(Records from a data collection)

• • • •

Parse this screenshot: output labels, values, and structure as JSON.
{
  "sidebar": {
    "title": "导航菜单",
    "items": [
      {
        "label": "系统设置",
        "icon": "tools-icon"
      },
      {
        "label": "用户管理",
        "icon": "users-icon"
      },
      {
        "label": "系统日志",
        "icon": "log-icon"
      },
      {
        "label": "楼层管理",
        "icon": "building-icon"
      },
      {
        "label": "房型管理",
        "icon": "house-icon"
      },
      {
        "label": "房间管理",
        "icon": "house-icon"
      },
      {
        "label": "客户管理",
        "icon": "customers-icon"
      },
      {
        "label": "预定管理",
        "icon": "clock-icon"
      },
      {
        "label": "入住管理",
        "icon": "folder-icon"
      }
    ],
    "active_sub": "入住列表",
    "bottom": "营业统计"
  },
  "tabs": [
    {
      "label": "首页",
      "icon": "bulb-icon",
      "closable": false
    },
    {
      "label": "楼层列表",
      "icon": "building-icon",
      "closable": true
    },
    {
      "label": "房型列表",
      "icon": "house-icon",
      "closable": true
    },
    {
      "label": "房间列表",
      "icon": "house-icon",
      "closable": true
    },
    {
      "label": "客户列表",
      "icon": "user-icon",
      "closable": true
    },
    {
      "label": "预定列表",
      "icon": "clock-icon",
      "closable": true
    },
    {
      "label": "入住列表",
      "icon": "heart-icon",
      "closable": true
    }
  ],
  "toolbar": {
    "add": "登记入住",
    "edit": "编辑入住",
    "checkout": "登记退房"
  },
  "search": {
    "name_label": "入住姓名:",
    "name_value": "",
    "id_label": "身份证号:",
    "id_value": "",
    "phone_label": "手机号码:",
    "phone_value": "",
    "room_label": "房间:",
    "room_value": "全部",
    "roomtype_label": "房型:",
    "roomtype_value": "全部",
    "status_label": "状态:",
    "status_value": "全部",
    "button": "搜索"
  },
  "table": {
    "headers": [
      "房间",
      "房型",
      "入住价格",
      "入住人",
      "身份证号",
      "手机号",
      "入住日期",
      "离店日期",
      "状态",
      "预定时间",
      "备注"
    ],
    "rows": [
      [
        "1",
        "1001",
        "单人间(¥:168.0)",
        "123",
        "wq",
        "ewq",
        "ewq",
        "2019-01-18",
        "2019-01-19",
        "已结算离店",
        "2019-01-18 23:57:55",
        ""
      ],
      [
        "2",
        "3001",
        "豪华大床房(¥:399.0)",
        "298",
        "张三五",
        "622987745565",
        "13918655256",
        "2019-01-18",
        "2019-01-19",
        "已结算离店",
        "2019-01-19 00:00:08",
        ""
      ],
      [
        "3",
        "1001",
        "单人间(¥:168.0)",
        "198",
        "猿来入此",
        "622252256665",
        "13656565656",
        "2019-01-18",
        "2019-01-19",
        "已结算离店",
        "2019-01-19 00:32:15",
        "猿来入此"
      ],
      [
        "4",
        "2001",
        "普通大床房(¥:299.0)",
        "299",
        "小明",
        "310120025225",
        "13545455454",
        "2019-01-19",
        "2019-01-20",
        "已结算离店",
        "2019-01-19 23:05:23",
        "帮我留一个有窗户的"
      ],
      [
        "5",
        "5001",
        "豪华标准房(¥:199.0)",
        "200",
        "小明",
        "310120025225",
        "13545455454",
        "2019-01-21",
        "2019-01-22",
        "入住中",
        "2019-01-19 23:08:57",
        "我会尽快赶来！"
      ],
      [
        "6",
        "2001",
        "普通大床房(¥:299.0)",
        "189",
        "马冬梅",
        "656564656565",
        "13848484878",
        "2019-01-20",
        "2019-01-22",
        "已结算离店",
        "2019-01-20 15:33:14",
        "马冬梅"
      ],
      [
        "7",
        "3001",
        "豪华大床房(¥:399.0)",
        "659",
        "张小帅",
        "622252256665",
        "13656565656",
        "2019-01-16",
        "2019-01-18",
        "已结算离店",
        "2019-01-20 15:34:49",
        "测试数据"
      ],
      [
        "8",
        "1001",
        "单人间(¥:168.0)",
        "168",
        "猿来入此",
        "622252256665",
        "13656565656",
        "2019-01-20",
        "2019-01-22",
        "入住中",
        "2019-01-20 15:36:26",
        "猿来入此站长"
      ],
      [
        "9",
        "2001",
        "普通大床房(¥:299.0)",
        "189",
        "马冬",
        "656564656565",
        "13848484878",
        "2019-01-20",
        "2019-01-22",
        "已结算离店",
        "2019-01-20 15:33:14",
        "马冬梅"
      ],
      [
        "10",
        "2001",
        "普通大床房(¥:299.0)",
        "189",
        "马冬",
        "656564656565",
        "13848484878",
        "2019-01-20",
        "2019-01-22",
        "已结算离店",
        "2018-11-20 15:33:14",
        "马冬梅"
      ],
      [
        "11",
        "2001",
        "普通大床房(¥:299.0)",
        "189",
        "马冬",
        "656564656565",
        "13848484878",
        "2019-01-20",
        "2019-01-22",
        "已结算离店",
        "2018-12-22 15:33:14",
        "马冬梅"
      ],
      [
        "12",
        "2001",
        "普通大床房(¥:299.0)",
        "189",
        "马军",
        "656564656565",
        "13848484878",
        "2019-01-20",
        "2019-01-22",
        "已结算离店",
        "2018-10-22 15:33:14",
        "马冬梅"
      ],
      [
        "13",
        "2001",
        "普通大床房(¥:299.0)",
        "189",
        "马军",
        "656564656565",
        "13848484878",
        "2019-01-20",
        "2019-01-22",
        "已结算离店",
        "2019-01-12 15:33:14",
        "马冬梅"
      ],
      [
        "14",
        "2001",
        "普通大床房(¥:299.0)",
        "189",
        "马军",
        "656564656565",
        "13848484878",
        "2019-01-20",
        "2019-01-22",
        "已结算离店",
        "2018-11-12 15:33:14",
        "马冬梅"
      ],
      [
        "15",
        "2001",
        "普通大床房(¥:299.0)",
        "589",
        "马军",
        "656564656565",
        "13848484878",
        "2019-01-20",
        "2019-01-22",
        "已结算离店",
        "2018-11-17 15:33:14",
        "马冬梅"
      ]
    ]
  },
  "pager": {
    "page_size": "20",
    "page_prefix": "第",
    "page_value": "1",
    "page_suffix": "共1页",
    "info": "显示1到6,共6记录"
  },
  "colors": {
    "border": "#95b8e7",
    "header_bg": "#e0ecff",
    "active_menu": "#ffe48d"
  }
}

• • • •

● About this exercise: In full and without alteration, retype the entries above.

● Answer to this exercise:
Parse this screenshot: output labels, values, and structure as JSON.
{
  "sidebar": {
    "title": "导航菜单",
    "items": [
      {
        "label": "系统设置",
        "icon": "tools-icon"
      },
      {
        "label": "用户管理",
        "icon": "users-icon"
      },
      {
        "label": "系统日志",
        "icon": "log-icon"
      },
      {
        "label": "楼层管理",
        "icon": "building-icon"
      },
      {
        "label": "房型管理",
        "icon": "house-icon"
      },
      {
        "label": "房间管理",
        "icon": "house-icon"
      },
      {
        "label": "客户管理",
        "icon": "customers-icon"
      },
      {
        "label": "预定管理",
        "icon": "clock-icon"
      },
      {
        "label": "入住管理",
        "icon": "folder-icon"
      }
    ],
    "active_sub": "入住列表",
    "bottom": "营业统计"
  },
  "tabs": [
    {
      "label": "首页",
      "icon": "bulb-icon",
      "closable": false
    },
    {
      "label": "楼层列表",
      "icon": "building-icon",
      "closable": true
    },
    {
      "label": "房型列表",
      "icon": "house-icon",
      "closable": true
    },
    {
      "label": "房间列表",
      "icon": "house-icon",
      "closable": true
    },
    {
      "label": "客户列表",
      "icon": "user-icon",
      "closable": true
    },
    {
      "label": "预定列表",
      "icon": "clock-icon",
      "closable": true
    },
    {
      "label": "入住列表",
      "icon": "heart-icon",
      "closable": true
    }
  ],
  "toolbar": {
    "add": "登记入住",
    "edit": "编辑入住",
    "checkout": "登记退房"
  },
  "search": {
    "name_label": "入住姓名:",
    "name_value": "",
    "id_label": "身份证号:",
    "id_value": "",
    "phone_label": "手机号码:",
    "phone_value": "",
    "room_label": "房间:",
    "room_value": "全部",
    "roomtype_label": "房型:",
    "roomtype_value": "全部",
    "status_label": "状态:",
    "status_value": "全部",
    "button": "搜索"
  },
  "table": {
    "headers": [
      "房间",
      "房型",
      "入住价格",
      "入住人",
      "身份证号",
      "手机号",
      "入住日期",
      "离店日期",
      "状态",
      "预定时间",
      "备注"
    ],
    "rows": [
      [
        "1",
        "1001",
        "单人间(¥:168.0)",
        "123",
        "wq",
        "ewq",
        "ewq",
        "2019-01-18",
        "2019-01-19",
        "已结算离店",
        "2019-01-18 23:57:55",
        ""
      ],
      [
        "2",
        "3001",
        "豪华大床房(¥:399.0)",
        "298",
        "张三五",
        "622987745565",
        "13918655256",
        "2019-01-18",
        "2019-01-19",
        "已结算离店",
        "2019-01-19 00:00:08",
        ""
      ],
      [
        "3",
        "1001",
        "单人间(¥:168.0)",
        "198",
        "猿来入此",
        "622252256665",
        "13656565656",
        "2019-01-18",
        "2019-01-19",
        "已结算离店",
        "2019-01-19 00:32:15",
        "猿来入此"
      ],
      [
        "4",
        "2001",
        "普通大床房(¥:299.0)",
        "299",
        "小明",
        "310120025225",
        "13545455454",
        "2019-01-19",
        "2019-01-20",
        "已结算离店",
        "2019-01-19 23:05:23",
        "帮我留一个有窗户的"
      ],
      [
        "5",
        "5001",
        "豪华标准房(¥:199.0)",
        "200",
        "小明",
        "310120025225",
        "13545455454",
        "2019-01-21",
        "2019-01-22",
        "入住中",
        "2019-01-19 23:08:57",
        "我会尽快赶来！"
      ],
      [
        "6",
        "2001",
        "普通大床房(¥:299.0)",
        "189",
        "马冬梅",
        "656564656565",
        "13848484878",
        "2019-01-20",
        "2019-01-22",
        "已结算离店",
        "2019-01-20 15:33:14",
        "马冬梅"
      ],
      [
        "7",
        "3001",
        "豪华大床房(¥:399.0)",
        "659",
        "张小帅",
        "622252256665",
        "13656565656",
        "2019-01-16",
        "2019-01-18",
        "已结算离店",
        "2019-01-20 15:34:49",
        "测试数据"
      ],
      [
        "8",
        "1001",
        "单人间(¥:168.0)",
        "168",
        "猿来入此",
        "622252256665",
        "13656565656",
        "2019-01-20",
        "2019-01-22",
        "入住中",
        "2019-01-20 15:36:26",
        "猿来入此站长"
      ],
      [
        "9",
        "2001",
        "普通大床房(¥:299.0)",
        "189",
        "马冬",
        "656564656565",
        "13848484878",
        "2019-01-20",
        "2019-01-22",
        "已结算离店",
        "2019-01-20 15:33:14",
        "马冬梅"
      ],
      [
        "10",
        "2001",
        "普通大床房(¥:299.0)",
        "189",
        "马冬",
        "656564656565",
        "13848484878",
        "2019-01-20",
        "2019-01-22",
        "已结算离店",
        "2018-11-20 15:33:14",
        "马冬梅"
      ],
      [
        "11",
        "2001",
        "普通大床房(¥:299.0)",
        "189",
        "马冬",
        "656564656565",
        "13848484878",
        "2019-01-20",
        "2019-01-22",
        "已结算离店",
        "2018-12-22 15:33:14",
        "马冬梅"
      ],
      [
        "12",
        "2001",
        "普通大床房(¥:299.0)",
        "189",
        "马军",
        "656564656565",
        "13848484878",
        "2019-01-20",
        "2019-01-22",
        "已结算离店",
        "2018-10-22 15:33:14",
        "马冬梅"
      ],
      [
        "13",
        "2001",
        "普通大床房(¥:299.0)",
        "189",
        "马军",
        "656564656565",
        "13848484878",
        "2019-01-20",
        "2019-01-22",
        "已结算离店",
        "2019-01-12 15:33:14",
        "马冬梅"
      ],
      [
        "14",
        "2001",
        "普通大床房(¥:299.0)",
        "189",
        "马军",
        "656564656565",
        "13848484878",
        "2019-01-20",
        "2019-01-22",
        "已结算离店",
        "2018-11-12 15:33:14",
        "马冬梅"
      ],
      [
        "15",
        "2001",
        "普通大床房(¥:299.0)",
        "589",
        "马军",
        "656564656565",
        "13848484878",
        "2019-01-20",
        "2019-01-22",
        "已结算离店",
        "2018-11-17 15:33:14",
        "马冬梅"
      ]
    ]
  },
  "pager": {
    "page_size": "20",
    "page_prefix": "第",
    "page_value": "1",
    "page_suffix": "共1页",
    "info": "显示1到6,共6记录"
  },
  "colors": {
    "border": "#95b8e7",
    "header_bg": "#e0ecff",
    "active_menu": "#ffe48d"
  }
}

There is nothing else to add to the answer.